Parkinson, copied by Culpeper, then details the various preparations and their uses, and this list is very impressive. He begins with red roses which, as we now know, ‘strengthen the heart, stomach, liver and retentive faculty’, so they ‘mitigate pains from heat, assuage inflammations, procure rest and sleep, stay whites and reds, gonorrhoea, running of the reins (incontinence or frequency?) and flux of the belly’.
The electuary: purges choler, is good in hot fevers and pains in the head and joint ache from hot choleric humours, and for heat in the eyes and jaundice. It is a ‘competent’ purger for weak constitutions. Up to 6 drachms (24 g) can be taken according to the quality and strength of the patient.

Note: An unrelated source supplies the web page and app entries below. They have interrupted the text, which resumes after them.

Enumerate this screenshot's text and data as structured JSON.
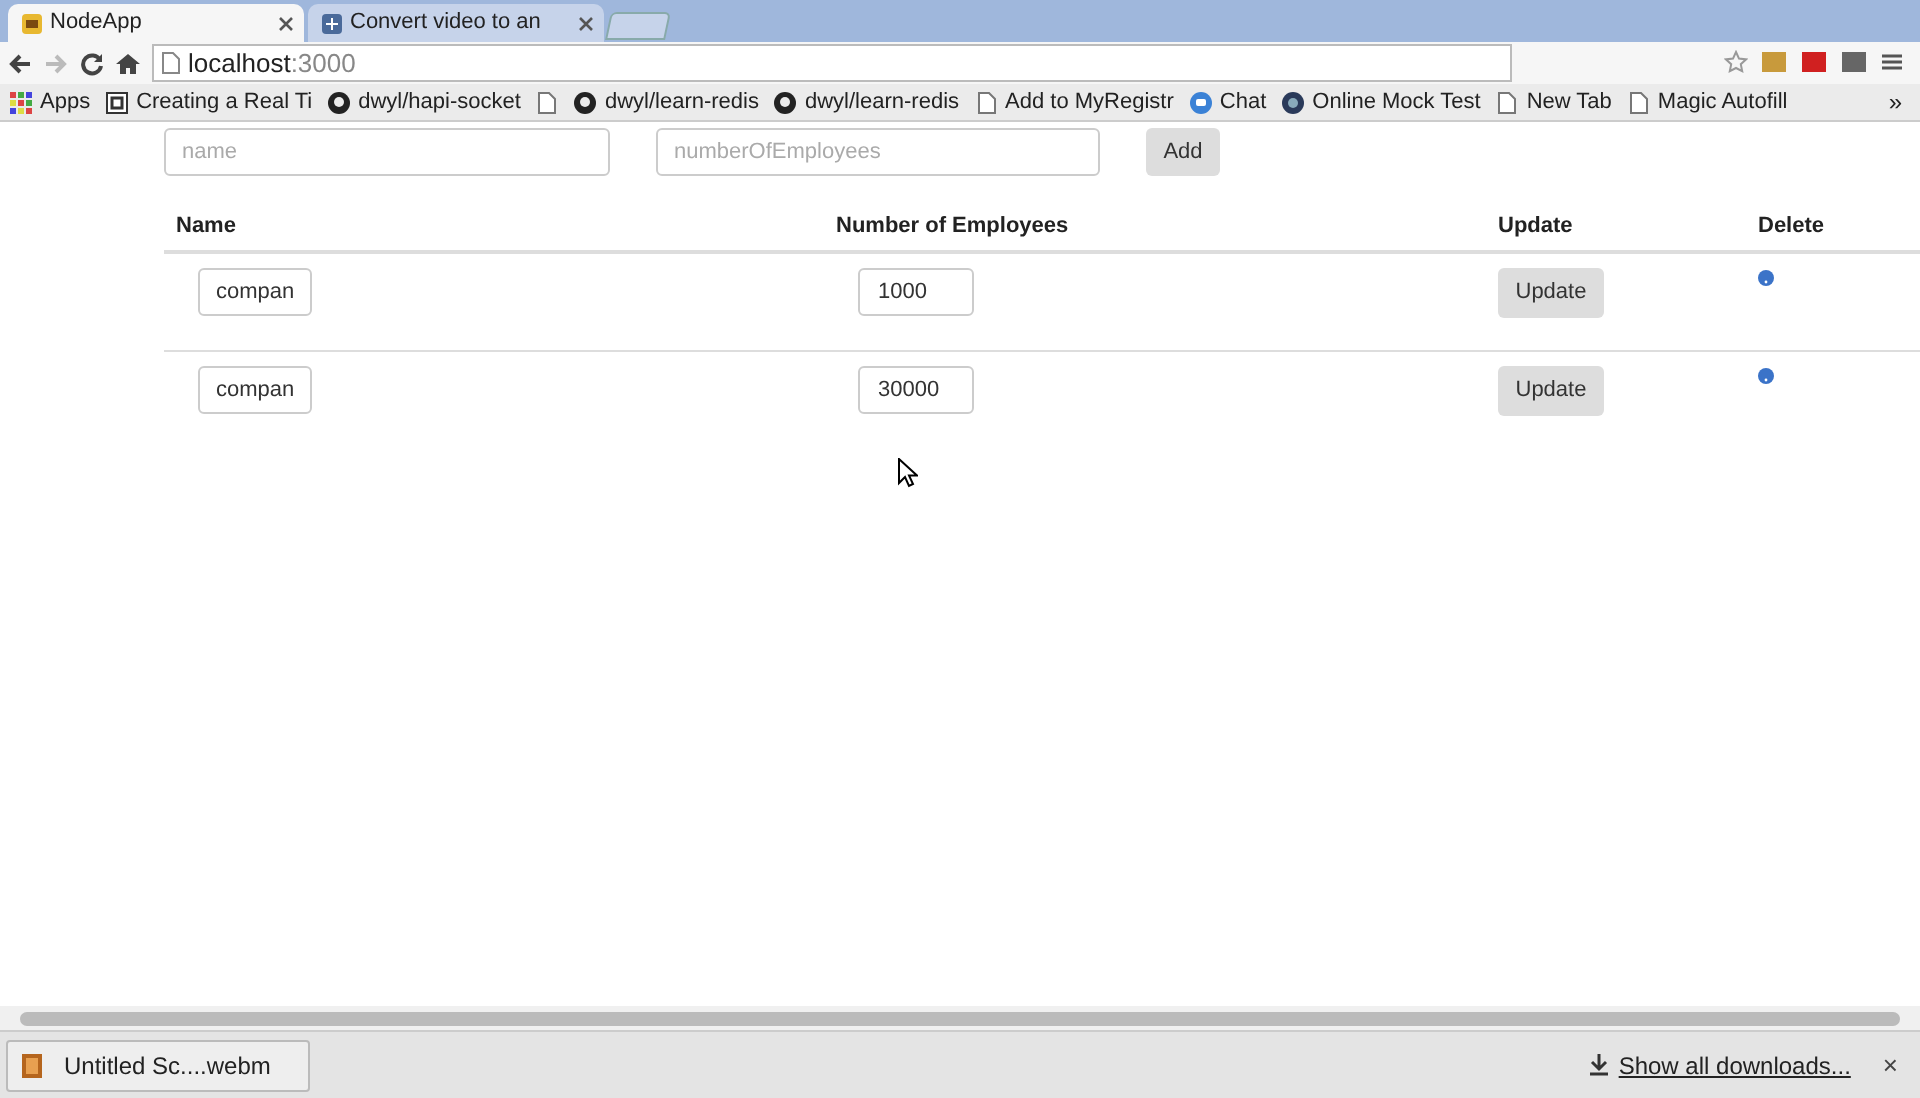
{
  "tabs": [
    {
      "title": "NodeApp",
      "selected": true,
      "kind": "app"
    },
    {
      "title": "Convert video to an",
      "selected": false,
      "kind": "convert"
    }
  ],
  "address": {
    "host": "localhost",
    "port": ":3000"
  },
  "bookmarks": [
    {
      "label": "Apps",
      "kind": "apps"
    },
    {
      "label": "Creating a Real Ti",
      "kind": "box"
    },
    {
      "label": "dwyl/hapi-socket",
      "kind": "github"
    },
    {
      "kind": "page"
    },
    {
      "label": "dwyl/learn-redis",
      "kind": "github"
    },
    {
      "label": "dwyl/learn-redis",
      "kind": "github"
    },
    {
      "label": "Add to MyRegistr",
      "kind": "page"
    },
    {
      "label": "Chat",
      "kind": "chat"
    },
    {
      "label": "Online Mock Test",
      "kind": "globe"
    },
    {
      "label": "New Tab",
      "kind": "page"
    },
    {
      "label": "Magic Autofill",
      "kind": "page"
    }
  ],
  "bookmarks_more": "»",
  "form": {
    "name_placeholder": "name",
    "employees_placeholder": "numberOfEmployees",
    "add_button": "Add"
  },
  "table": {
    "columns": [
      "Name",
      "Number of Employees",
      "Update",
      "Delete"
    ],
    "rows": [
      {
        "name": "compan",
        "employees": "1000",
        "update": "Update"
      },
      {
        "name": "compan",
        "employees": "30000",
        "update": "Update"
      }
    ]
  },
  "downloads": {
    "file": "Untitled Sc....webm",
    "show_all": "Show all downloads...",
    "close": "×"
  }
}
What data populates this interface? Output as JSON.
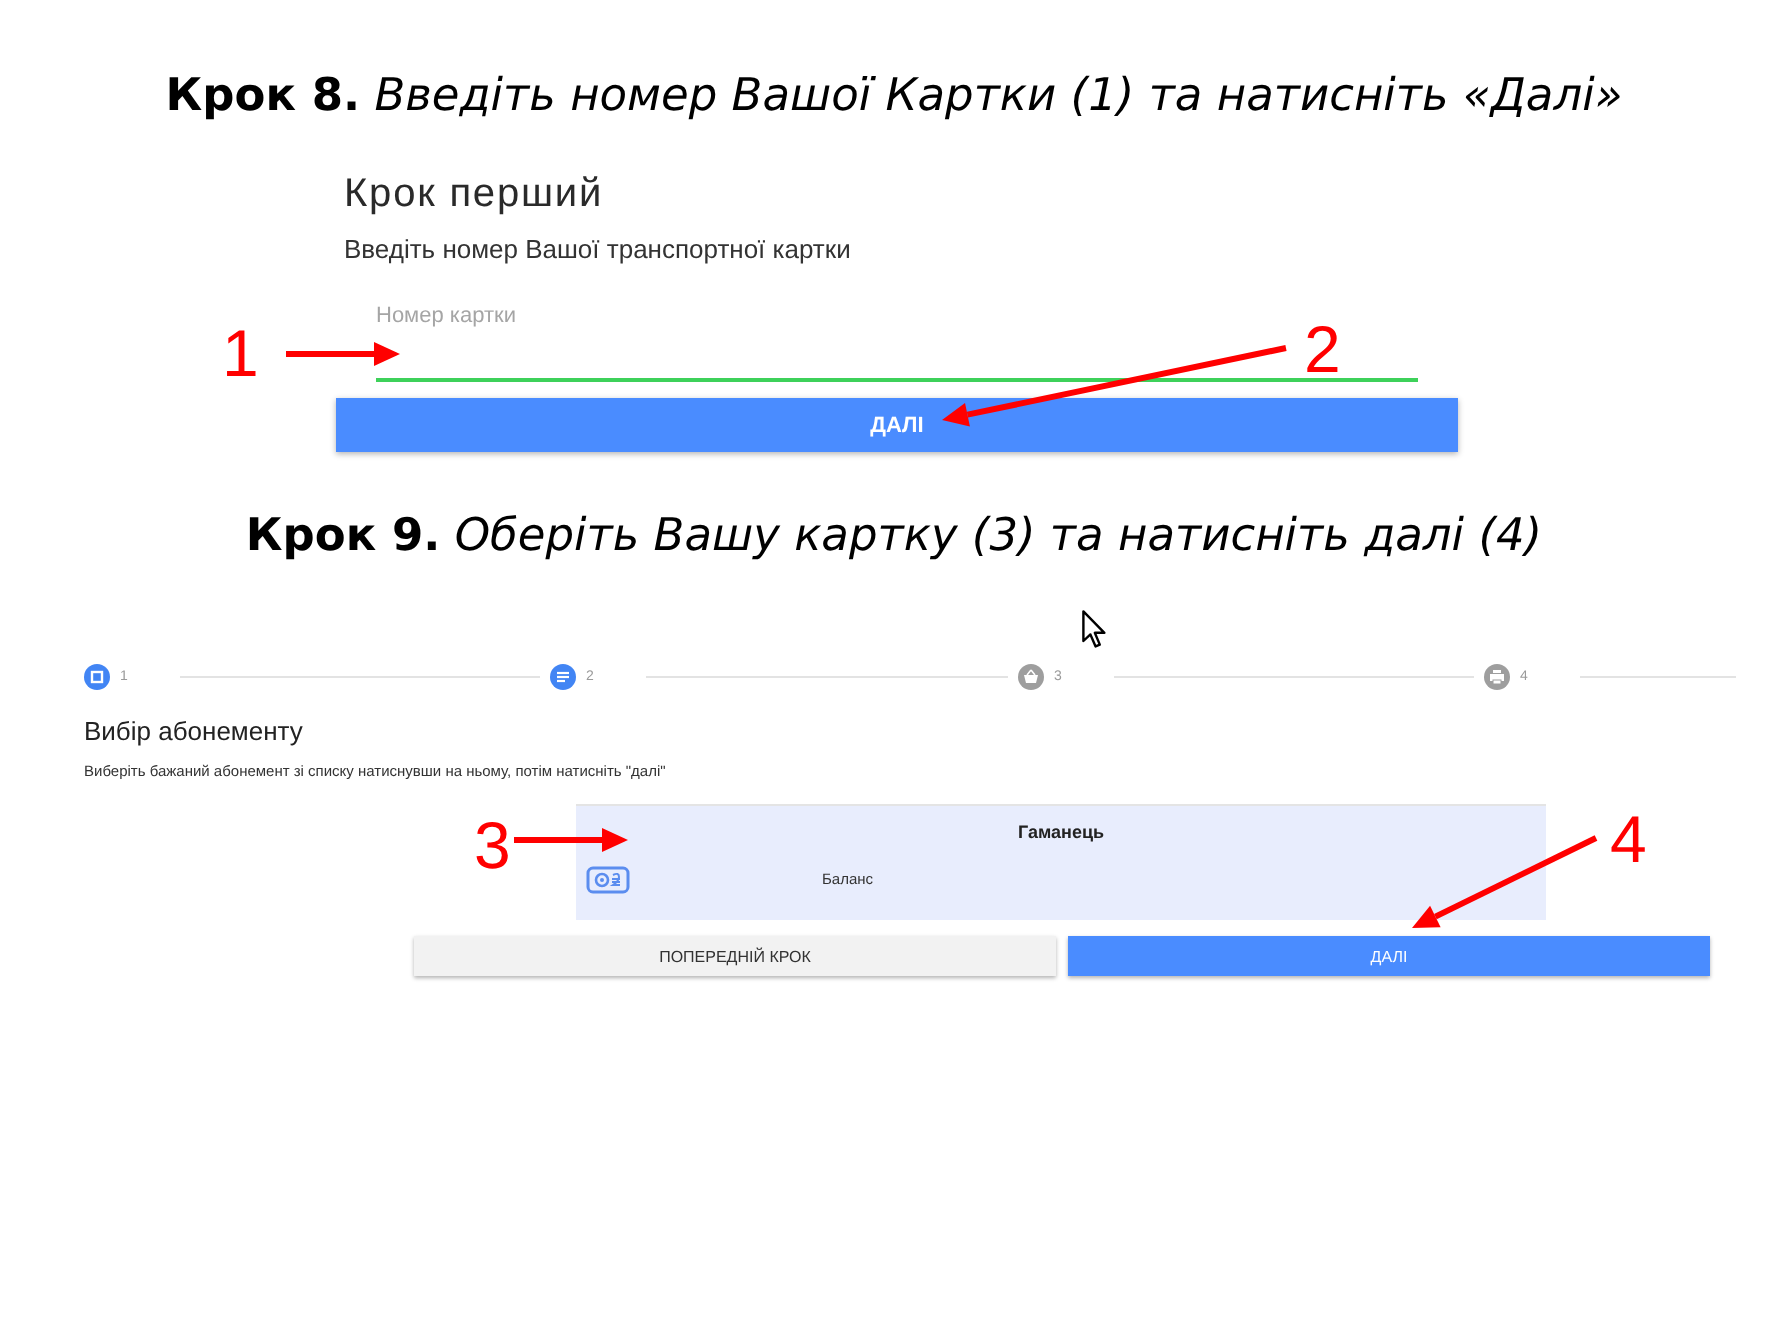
{
  "step_8": {
    "heading": "**Крок 8.** *Введіть номер Вашої Картки (1) та натисніть «Далі»*",
    "screenshot": {
      "title": "Крок перший",
      "subtitle": "Введіть номер Вашої транспортної картки",
      "card_number_field": {
        "placeholder": "Номер картки",
        "focused": true
      },
      "button": "ДАЛІ"
    },
    "callouts": [
      {
        "label": "1"
      },
      {
        "label": "2"
      }
    ]
  },
  "step_9": {
    "heading": "**Крок 9.** *Оберіть Вашу картку (3) та натисніть далі (4)*",
    "screenshot": {
      "stepper": [
        {
          "number": "1",
          "active": true
        },
        {
          "number": "2",
          "active": true
        },
        {
          "number": "3",
          "active": false
        },
        {
          "number": "4",
          "active": false
        }
      ],
      "title": "Вибір абонементу",
      "hint": "Виберіть бажаний абонемент зі списку натиснувши на ньому, потім натисніть \"далі\"",
      "options": [
        {
          "title": "Гаманець",
          "label": "Баланс",
          "selected": true
        }
      ],
      "buttons": [
        {
          "label": "ПОПЕРЕДНІЙ КРОК",
          "kind": "secondary"
        },
        {
          "label": "ДАЛІ",
          "kind": "primary"
        }
      ]
    },
    "callouts": [
      {
        "label": "3"
      },
      {
        "label": "4"
      }
    ]
  }
}
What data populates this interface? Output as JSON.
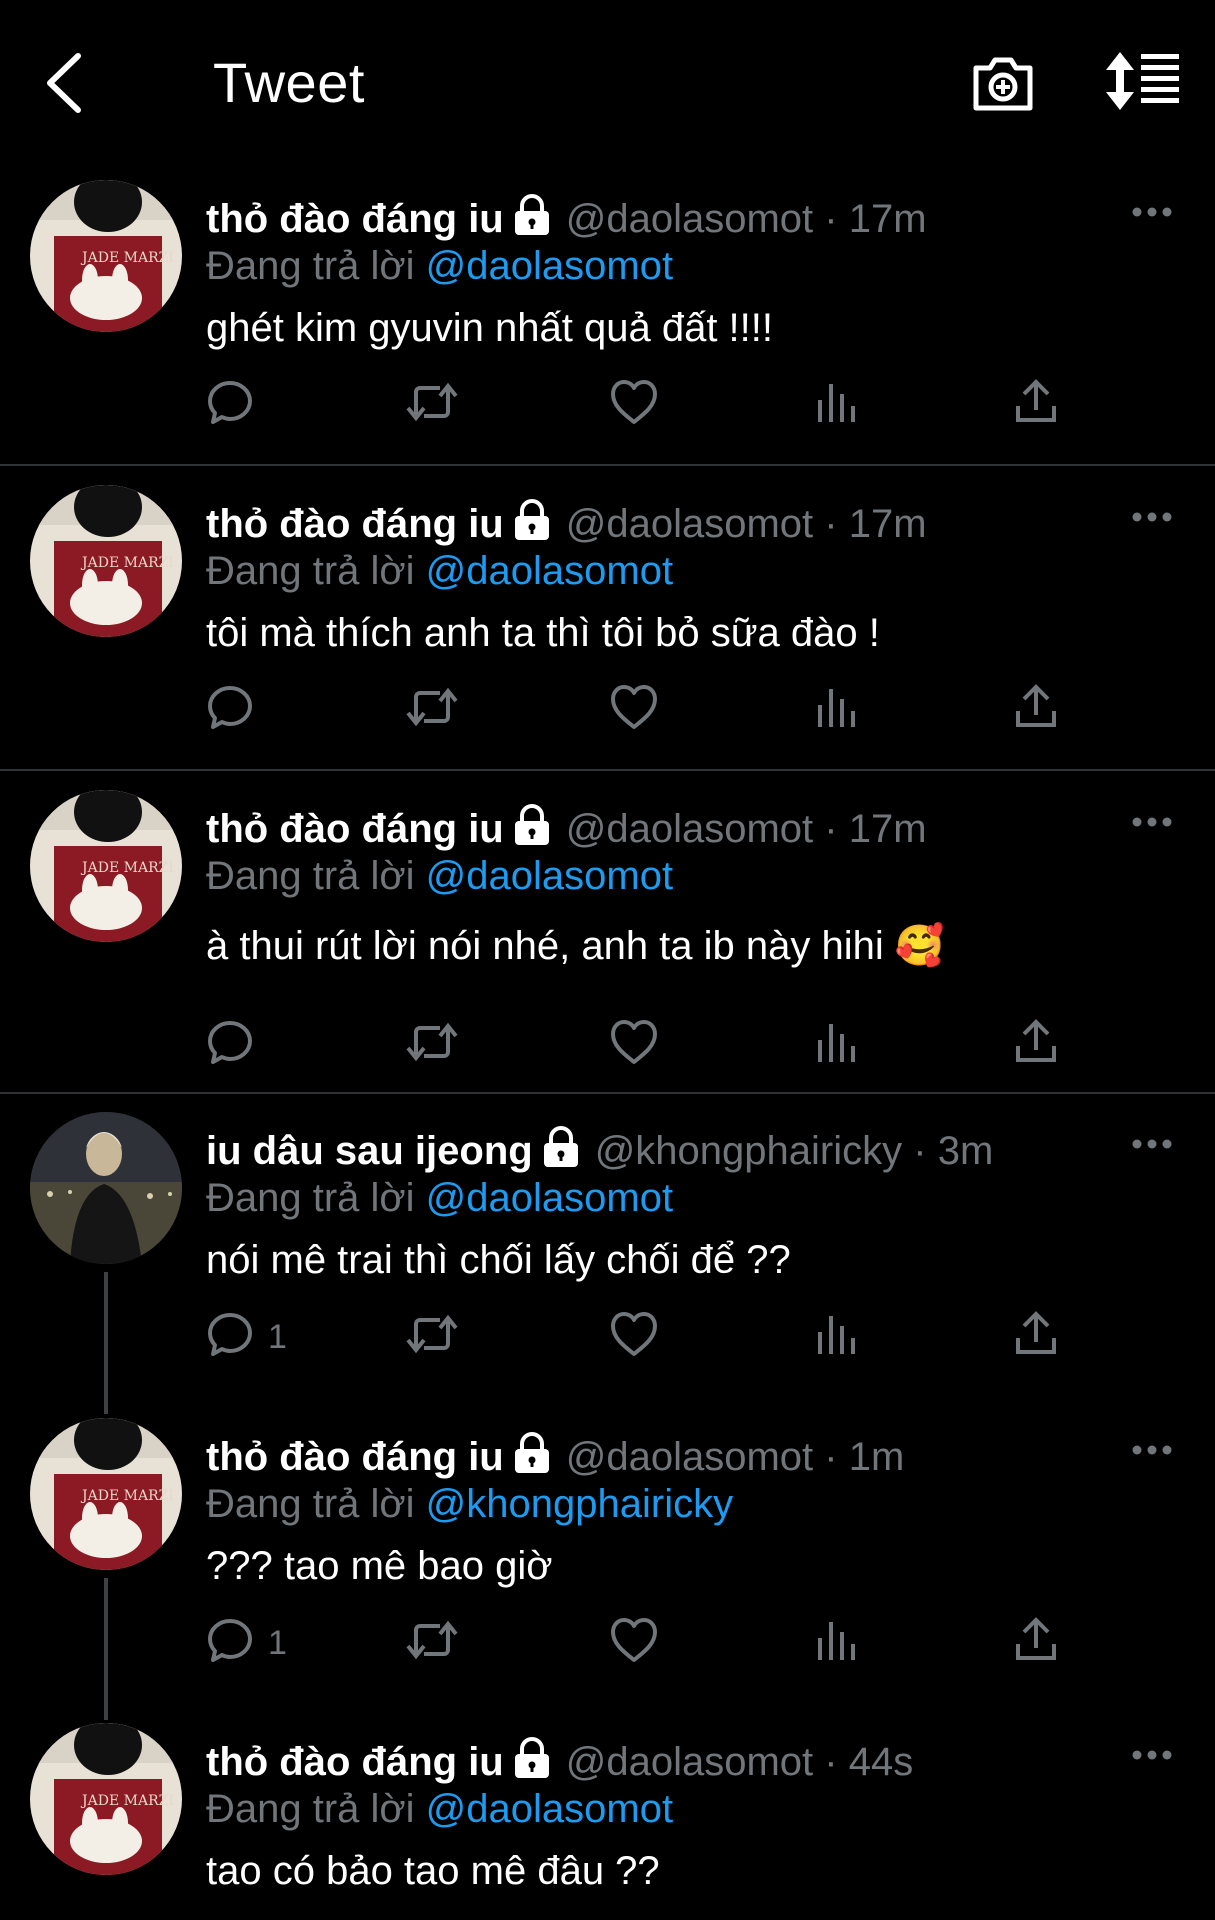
{
  "header": {
    "title": "Tweet",
    "back_icon": "chevron-left-icon",
    "camera_icon": "camera-plus-icon",
    "sort_icon": "sort-icon"
  },
  "colors": {
    "background": "#000000",
    "text": "#ffffff",
    "muted": "#71767b",
    "link": "#1d9bf0",
    "divider": "#2f3336"
  },
  "tweets": [
    {
      "name": "thỏ đào đáng iu",
      "handle": "@daolasomot",
      "dot": "·",
      "time": "17m",
      "reply_prefix": "Đang trả lời",
      "reply_to": "@daolasomot",
      "text": "ghét kim gyuvin nhất quả đất !!!!",
      "reply_count": ""
    },
    {
      "name": "thỏ đào đáng iu",
      "handle": "@daolasomot",
      "dot": "·",
      "time": "17m",
      "reply_prefix": "Đang trả lời",
      "reply_to": "@daolasomot",
      "text": "tôi mà thích anh ta thì tôi bỏ sữa đào !",
      "reply_count": ""
    },
    {
      "name": "thỏ đào đáng iu",
      "handle": "@daolasomot",
      "dot": "·",
      "time": "17m",
      "reply_prefix": "Đang trả lời",
      "reply_to": "@daolasomot",
      "text": "à thui rút lời nói nhé, anh ta ib này hihi 🥰",
      "reply_count": ""
    },
    {
      "name": "iu dâu sau ijeong",
      "handle": "@khongphairicky",
      "dot": "·",
      "time": "3m",
      "reply_prefix": "Đang trả lời",
      "reply_to": "@daolasomot",
      "text": "nói mê trai thì chối lấy chối để ??",
      "reply_count": "1"
    },
    {
      "name": "thỏ đào đáng iu",
      "handle": "@daolasomot",
      "dot": "·",
      "time": "1m",
      "reply_prefix": "Đang trả lời",
      "reply_to": "@khongphairicky",
      "text": "??? tao mê bao giờ",
      "reply_count": "1"
    },
    {
      "name": "thỏ đào đáng iu",
      "handle": "@daolasomot",
      "dot": "·",
      "time": "44s",
      "reply_prefix": "Đang trả lời",
      "reply_to": "@daolasomot",
      "text": "tao có bảo tao mê đâu ??",
      "reply_count": ""
    }
  ]
}
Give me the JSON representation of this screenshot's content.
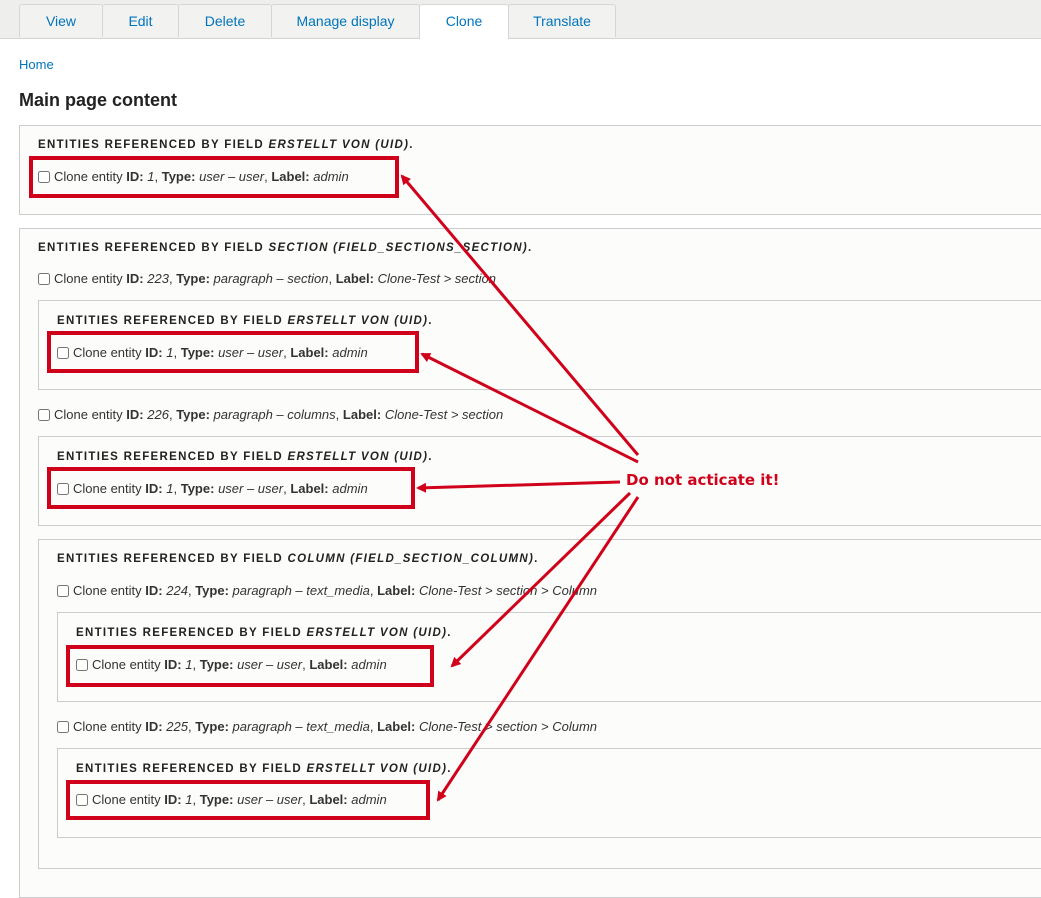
{
  "tabs": [
    "View",
    "Edit",
    "Delete",
    "Manage display",
    "Clone",
    "Translate"
  ],
  "active_tab": "Clone",
  "breadcrumb": "Home",
  "page_title": "Main page content",
  "labels": {
    "prefix": "ENTITIES REFERENCED BY FIELD",
    "clone_entity": "Clone entity",
    "id": "ID:",
    "type": "Type:",
    "label": "Label:"
  },
  "fields": {
    "uid": "ERSTELLT VON (UID)",
    "sections": "SECTION (FIELD_SECTIONS_SECTION)",
    "column": "COLUMN (FIELD_SECTION_COLUMN)"
  },
  "entities": {
    "admin": {
      "id": "1",
      "type": "user – user",
      "label": "admin"
    },
    "e223": {
      "id": "223",
      "type": "paragraph – section",
      "label": "Clone-Test > section"
    },
    "e226": {
      "id": "226",
      "type": "paragraph – columns",
      "label": "Clone-Test > section"
    },
    "e224": {
      "id": "224",
      "type": "paragraph – text_media",
      "label": "Clone-Test > section > Column"
    },
    "e225": {
      "id": "225",
      "type": "paragraph – text_media",
      "label": "Clone-Test > section > Column"
    }
  },
  "annotation": {
    "text": "Do not acticate it!",
    "color": "#d0021b"
  }
}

The moist conserve is very useful for both binding and as cordial; when it is young it is more binding, when over 2 years old it is more cordial. So the young conserve, with Mithridatum, is good for distillations of rheum from the brain to the nose and defluxions of rheum into the eyes, fluxes and lasks of the belly. It can be taken with mastich for gonorrhoea (this is Culpeper’s word, Parkinson has ‘running of the reins’) and looseness of humours. The old conserve is taken with Diarrhodon Abbatis or Aromaticum Rosarum (see Pharmacopoeia Londinensis for recipes) as a cordial for faintings, swoonings, weakness and tremblings of the heart. It strengthens the heart and a weak stomach, helps digestion, stays castings (vomiting) and is a good preservative in time of infection.
The dry conserve or Sugar of Roses is very good as a cordial to strengthen the heart and spirits and stay defluxions.
The syrup of dried red roses strengthens a stomach given to casting, cools an overheated liver and the blood in agues, comforts the heart, resists putrefaction and helps stay lasks and fluxes.
Honey of roses is much used in gargles and lotions to wash sores of the mouth, throat and other parts, to cleanse and heal, and to stay fluxes of humours in these parts. It is used in clysters (enemas) to cool and cleanse.
The cordial powders Diarrhodon Abbatis and Aromaticum Rosarum comfort and strengthen the heart and stomach, prepare appetite, help digestion, stay vomiting, are very good to strengthen and dry up slippery bowels.
Red rose water, well known and of familiar use, is better than Damask rose water. It is cooling, cordial, refreshing, quickening weak and faint spirits, used in meat and broths, to wash the temples and to smell at the nose from perfuming or a hot fire shovel. Also for red and inflamed eyes and pain in the temples.
Vinegar of roses is used as rose water for pain and ache in the head, and to procure rest and sleep, often applied overnight with rose cake, heated in a cloth together with nutmeg and poppy seed.
Ointment of roses counters heat and inflammation in the head and is applied to the forehead and temples and for rest. Mixed with some populeon it is also used for heat of the liver, back and reins, to cool and heal pushes, wheals and pimples.
Oil of roses is used by itself to cool hot swellings and inflammations and to dry sores, and is added to other ointments and plasters to cool, bind and restrain flux.
Rose leaves (petals?) and mints are heated and applied externally to help a weak stomach, cool the liver and heart and, applied to the head, ease overhot spirits which allow no rest.
And this is just the red rose!
Not so many preparations, however, are made of the damask rose, says Parkinson, but more are used than the red roses ‘so much hath pleasure outstripped necessary use’. He lists the preparations, usually termed ‘solutive’, of damask rose and their uses. The simple solutive syrup is a safe, gentle and easy medicine which purges choler. He remarks how strange it is then that the distilled water of this syrup rather binds the belly. The syrup is stronger if used with Agoricke’ and works as much on phlegm as on choler. The compound syrup is stronger for melancholy humours and can be used against leprosy (the word lepra means a scaly condition of the skin in Greek), itch, tetters (any number of skin conditions characterized by eruptions and itching) and the French disease (venereal disease).
Honey of roses solutive works as the sugar syrup in purging, but is given more often to phlegmatics than cholerics, and more often used as enemas than potions.
The simple water is used rather in cooking and perfuming and little used in physic but has some purging quality.